**THE TASK**.
Each line of the records containing "Karras" is to be copied out and returned.

**TASK MATERIAL**.
- - - - -

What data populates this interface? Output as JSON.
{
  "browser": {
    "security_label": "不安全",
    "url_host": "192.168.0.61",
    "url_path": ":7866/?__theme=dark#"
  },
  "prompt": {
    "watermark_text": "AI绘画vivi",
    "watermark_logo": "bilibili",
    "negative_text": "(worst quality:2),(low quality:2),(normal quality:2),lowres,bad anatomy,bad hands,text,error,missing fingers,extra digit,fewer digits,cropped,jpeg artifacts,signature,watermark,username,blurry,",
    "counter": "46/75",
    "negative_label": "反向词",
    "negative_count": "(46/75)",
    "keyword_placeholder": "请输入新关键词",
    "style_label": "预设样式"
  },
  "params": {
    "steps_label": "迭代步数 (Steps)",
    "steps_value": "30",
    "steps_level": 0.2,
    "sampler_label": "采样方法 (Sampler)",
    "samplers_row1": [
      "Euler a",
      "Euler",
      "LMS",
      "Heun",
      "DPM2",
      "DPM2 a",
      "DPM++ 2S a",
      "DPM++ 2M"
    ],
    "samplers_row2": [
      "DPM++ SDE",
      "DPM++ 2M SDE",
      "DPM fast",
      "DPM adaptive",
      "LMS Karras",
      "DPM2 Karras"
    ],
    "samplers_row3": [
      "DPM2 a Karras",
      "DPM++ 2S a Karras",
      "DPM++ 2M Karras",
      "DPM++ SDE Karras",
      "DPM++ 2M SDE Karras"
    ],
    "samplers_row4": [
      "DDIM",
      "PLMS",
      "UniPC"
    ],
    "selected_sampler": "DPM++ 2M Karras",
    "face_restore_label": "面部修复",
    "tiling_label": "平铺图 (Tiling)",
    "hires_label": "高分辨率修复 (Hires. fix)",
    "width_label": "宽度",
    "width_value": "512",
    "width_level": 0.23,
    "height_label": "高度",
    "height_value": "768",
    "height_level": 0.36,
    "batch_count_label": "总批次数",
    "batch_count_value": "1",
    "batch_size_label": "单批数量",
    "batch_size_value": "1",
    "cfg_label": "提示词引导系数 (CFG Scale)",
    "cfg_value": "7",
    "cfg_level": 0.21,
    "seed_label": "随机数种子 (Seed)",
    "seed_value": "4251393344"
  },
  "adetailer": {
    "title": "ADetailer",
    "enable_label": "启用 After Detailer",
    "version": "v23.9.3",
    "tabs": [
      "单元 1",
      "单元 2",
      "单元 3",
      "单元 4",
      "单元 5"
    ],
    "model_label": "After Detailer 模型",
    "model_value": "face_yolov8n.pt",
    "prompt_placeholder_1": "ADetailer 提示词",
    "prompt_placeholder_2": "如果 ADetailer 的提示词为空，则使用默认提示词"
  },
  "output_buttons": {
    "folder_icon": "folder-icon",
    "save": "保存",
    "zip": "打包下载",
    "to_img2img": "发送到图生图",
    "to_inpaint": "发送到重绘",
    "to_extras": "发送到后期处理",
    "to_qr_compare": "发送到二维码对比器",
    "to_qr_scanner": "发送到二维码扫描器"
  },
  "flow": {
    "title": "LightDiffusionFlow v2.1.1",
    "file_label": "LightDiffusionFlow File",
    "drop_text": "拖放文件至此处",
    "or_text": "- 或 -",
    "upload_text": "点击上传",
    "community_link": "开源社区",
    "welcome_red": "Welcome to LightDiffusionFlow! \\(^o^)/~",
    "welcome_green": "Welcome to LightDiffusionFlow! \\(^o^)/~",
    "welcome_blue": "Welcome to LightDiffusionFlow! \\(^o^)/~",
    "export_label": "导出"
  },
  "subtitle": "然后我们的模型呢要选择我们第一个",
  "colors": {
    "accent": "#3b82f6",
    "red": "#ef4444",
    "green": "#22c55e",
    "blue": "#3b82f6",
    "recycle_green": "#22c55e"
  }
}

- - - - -

**RESULT OF THE TASK**.
      "LMS Karras",
      "DPM2 Karras"
      "DPM2 a Karras",
      "DPM++ 2S a Karras",
      "DPM++ 2M Karras",
      "DPM++ SDE Karras",
      "DPM++ 2M SDE Karras"
    "selected_sampler": "DPM++ 2M Karras",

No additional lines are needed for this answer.